** Data records **
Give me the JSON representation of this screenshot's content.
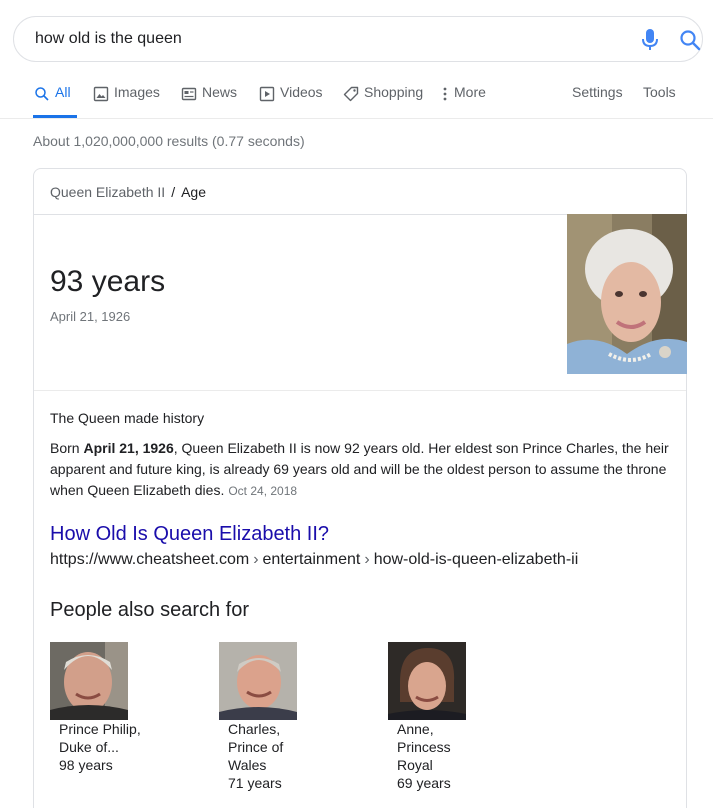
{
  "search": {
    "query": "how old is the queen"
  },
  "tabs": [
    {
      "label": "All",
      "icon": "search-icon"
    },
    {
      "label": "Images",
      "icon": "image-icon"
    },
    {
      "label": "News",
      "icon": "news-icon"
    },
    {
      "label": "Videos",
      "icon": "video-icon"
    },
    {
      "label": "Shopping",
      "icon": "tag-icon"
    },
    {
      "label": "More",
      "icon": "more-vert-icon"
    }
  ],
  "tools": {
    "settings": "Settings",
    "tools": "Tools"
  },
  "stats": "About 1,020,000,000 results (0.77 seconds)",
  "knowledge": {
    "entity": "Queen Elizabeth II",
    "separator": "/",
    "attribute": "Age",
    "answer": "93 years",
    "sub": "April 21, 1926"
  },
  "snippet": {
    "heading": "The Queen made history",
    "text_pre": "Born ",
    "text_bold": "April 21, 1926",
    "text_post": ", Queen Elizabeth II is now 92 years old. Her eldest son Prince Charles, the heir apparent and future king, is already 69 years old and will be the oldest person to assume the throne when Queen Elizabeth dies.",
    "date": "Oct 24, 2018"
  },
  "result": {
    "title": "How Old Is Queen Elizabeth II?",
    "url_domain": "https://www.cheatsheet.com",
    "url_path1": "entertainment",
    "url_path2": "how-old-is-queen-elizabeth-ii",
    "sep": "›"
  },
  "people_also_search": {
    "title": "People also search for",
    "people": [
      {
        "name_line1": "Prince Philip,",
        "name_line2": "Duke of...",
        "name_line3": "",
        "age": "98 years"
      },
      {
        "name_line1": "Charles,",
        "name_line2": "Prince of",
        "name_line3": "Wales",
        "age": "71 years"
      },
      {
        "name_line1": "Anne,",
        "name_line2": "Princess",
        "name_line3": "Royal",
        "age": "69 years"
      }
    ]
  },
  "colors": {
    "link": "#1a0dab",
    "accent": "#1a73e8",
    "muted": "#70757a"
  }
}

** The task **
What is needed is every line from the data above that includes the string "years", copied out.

** Solution to the exercise **
    "answer": "93 years",
    "text_post": ", Queen Elizabeth II is now 92 years old. Her eldest son Prince Charles, the heir apparent and future king, is already 69 years old and will be the oldest person to assume the throne when Queen Elizabeth dies.",
        "age": "98 years"
        "age": "71 years"
        "age": "69 years"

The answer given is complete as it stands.